As part of Saturday’s “Friends” Fan Experience at New York-New York hotel-casino, the artist Nathan Sawaya debuts his life-size, 700-square-foot re-creation of the show’s Central Perk coffee shop that’s constructed entirely out of Lego bricks. (Erik Verduzco/Las Vegas Review-Journal)
Binion's debuts a spinning bar overlooking Fremont Street Experience - VIDEO
Binion's debuted its spinning bar inside the Whiskey Licker Up Saloon. The Rotating bar only goes at one full rotation per 15 minutes overlooking the Fremont Street Experience. (James Schaeffer/Las Vegas Review-Journal)

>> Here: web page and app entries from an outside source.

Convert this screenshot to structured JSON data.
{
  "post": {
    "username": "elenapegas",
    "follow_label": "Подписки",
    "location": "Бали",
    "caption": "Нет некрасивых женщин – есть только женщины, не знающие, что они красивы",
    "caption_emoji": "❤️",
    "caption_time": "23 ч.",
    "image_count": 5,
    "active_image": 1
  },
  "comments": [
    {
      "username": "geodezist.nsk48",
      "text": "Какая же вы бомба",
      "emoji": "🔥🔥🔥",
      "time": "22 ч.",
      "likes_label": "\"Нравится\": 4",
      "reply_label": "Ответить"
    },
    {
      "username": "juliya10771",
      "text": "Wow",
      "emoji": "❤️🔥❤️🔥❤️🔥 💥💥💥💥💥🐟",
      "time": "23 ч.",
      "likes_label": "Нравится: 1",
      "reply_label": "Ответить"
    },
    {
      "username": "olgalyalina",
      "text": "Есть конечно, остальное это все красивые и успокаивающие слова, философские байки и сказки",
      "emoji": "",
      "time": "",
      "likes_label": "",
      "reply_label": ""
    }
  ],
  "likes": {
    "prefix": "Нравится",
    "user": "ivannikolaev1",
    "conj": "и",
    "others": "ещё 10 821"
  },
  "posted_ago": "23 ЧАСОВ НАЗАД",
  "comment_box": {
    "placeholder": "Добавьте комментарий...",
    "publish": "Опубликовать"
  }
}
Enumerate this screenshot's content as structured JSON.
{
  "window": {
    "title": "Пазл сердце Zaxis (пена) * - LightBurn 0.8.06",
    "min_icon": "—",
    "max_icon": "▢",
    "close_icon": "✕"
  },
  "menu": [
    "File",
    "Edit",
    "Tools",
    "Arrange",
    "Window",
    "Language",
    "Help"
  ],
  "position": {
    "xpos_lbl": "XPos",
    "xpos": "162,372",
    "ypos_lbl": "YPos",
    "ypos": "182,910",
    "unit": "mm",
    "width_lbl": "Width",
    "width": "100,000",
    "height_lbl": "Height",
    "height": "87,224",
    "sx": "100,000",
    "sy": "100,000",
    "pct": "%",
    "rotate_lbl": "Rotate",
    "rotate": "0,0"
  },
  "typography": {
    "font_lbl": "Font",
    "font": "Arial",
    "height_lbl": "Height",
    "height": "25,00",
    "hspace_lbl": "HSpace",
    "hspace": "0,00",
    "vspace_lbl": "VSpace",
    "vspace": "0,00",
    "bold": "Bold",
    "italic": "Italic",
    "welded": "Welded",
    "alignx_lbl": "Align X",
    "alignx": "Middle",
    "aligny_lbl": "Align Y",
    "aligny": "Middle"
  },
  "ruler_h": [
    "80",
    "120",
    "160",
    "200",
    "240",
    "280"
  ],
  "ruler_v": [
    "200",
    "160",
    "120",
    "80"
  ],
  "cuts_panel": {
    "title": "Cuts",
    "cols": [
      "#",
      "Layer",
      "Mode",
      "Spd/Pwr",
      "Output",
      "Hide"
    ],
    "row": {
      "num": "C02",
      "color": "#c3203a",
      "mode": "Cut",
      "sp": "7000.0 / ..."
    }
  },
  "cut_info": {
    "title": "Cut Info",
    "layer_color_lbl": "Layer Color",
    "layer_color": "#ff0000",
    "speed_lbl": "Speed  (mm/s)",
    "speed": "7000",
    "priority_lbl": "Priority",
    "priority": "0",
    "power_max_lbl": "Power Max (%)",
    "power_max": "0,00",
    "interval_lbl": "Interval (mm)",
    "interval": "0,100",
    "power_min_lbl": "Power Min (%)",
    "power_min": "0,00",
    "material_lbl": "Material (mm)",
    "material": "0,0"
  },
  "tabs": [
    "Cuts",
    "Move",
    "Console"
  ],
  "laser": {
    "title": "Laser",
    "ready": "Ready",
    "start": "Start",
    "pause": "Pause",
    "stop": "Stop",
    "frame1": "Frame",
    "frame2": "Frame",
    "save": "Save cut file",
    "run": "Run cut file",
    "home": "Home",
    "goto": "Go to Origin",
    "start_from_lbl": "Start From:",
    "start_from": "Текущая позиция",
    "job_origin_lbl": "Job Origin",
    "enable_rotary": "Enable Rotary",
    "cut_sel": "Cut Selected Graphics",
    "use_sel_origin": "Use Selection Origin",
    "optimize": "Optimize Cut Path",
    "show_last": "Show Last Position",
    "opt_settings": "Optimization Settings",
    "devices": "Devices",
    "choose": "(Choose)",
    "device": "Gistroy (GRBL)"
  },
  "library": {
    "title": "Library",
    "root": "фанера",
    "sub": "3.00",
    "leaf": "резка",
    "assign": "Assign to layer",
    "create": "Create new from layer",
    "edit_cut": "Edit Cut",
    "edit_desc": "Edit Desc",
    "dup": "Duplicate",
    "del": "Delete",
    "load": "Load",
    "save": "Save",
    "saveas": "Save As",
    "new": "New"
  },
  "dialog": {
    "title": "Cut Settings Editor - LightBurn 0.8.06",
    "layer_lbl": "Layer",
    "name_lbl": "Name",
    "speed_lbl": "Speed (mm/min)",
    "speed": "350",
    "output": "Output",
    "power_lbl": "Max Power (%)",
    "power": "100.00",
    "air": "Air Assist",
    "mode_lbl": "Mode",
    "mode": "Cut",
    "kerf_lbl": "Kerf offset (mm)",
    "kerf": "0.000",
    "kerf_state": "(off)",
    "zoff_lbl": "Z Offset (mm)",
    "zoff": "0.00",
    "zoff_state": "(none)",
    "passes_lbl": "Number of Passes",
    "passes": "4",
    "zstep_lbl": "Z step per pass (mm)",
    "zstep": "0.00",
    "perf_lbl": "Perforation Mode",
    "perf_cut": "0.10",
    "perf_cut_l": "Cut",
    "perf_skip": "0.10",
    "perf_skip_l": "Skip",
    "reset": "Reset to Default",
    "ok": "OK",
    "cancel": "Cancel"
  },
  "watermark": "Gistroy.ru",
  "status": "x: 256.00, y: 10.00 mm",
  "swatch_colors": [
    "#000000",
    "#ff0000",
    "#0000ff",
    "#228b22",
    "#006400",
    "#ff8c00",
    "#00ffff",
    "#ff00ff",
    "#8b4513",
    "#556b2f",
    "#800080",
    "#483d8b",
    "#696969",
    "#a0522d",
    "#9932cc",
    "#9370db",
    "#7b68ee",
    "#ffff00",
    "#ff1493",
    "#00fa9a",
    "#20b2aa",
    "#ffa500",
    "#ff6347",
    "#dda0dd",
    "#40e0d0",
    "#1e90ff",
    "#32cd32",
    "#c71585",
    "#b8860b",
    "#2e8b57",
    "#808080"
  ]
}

Green Eggs and Ham at Carson Kitchen in Las Vegas
Scott Simon, executive chef at Carson Kitchen in Las Vegas, makes a Green Eggs and Ham Flatbread with pistou, smoked mozzarella, tasso ham and eggs. Heidi Knapp Rinella/Las Vegas Review-Journal
Lemon Semifreddo Dessert at Vetri Cucina in Las Vegas
Ashley Costa, pastry chef at Vetri Cucina at the Palms in Las Vegas, freezes lemon curd with whipped cream, sandwiches it between polenta-based crumiri cookies, sprinkles it with powdered sugar and drizzles it with argrumato, a lemon olive oil. Heidi Knapp Rinella/Review-Journal
Las Vegas supermarket has a full-service wine and beer bar - VIDEO
Smith’s Marketplace on Skye Canyon Park Drive draws 300 people a day to socialize in what has become a neighborhood gathering spot. (James Schaeffer/ Las Vegas Review-Journal)
Hard Rock Memorabilia Exhibition
The 2,600-square-foot exhibit, which is open 11 a.m. to 8 p.m. Thursdays to Mondays through Jan. 31, spans eras and genres alike. There are numerous rare and never-before-seen items here, featuring artists from ZZ Top to Nine Inch Nails, Bo Diddley to Britney Spears. (K.M. Cannon/Las Vegas Review-Journal)
Museum of Selfies coming to Las Vegas - VIDEO
The interactive attraction offers several new selfie opportunities. (Museum of Selfies)
Show of Strength in 'A Choreographers Showcase' - VIDEO
"A Choreographers Showcase" pairs artists from Nevada Ballet Theater and staff from all facets of Cirque du Soleil to design an annual show. (Elizabeth Page Brumleyy/Las Vegas Review-Journal)
David Chang talks about what to expect at his new restaurant, Majordomo Meat & Fish - VIDEO
David Chang tells fans what to expect at his new restaurant, Majordomo Meat & Fish, at The Venetian on the Las Vegas Strip. (Al Mancini/Las Vegas Review-Journal)
Pink Lady and Rosey Mary cocktails at Therapy in Las Vegas
Terence Beach, bartender at Therapy restaurant in Las Vegas, makes original pink cocktails to benefit breast cancer research. (Heidi Knapp Rinella/Las Vegas Review-Journal)
Torrijas dessert served at Sugarcane Raw Bar Grill in Las Vegas
Chef Christian Lee of Sugarcane at The Venetian in Las Vegas makes a dessert of torrijas, a Latin French toast, serving it with a caramelized-apple sauce and cinnamon ice cream. (Heidi Knapp Rinella/Las Vegas Review-Journal)
THE LATEST
Health officials find possible cause of vaping illness

U.S. health officials announced a breakthrough Friday into the cause of a mysterious outbreak of vaping illnesses, reporting they have a “very strong culprit.”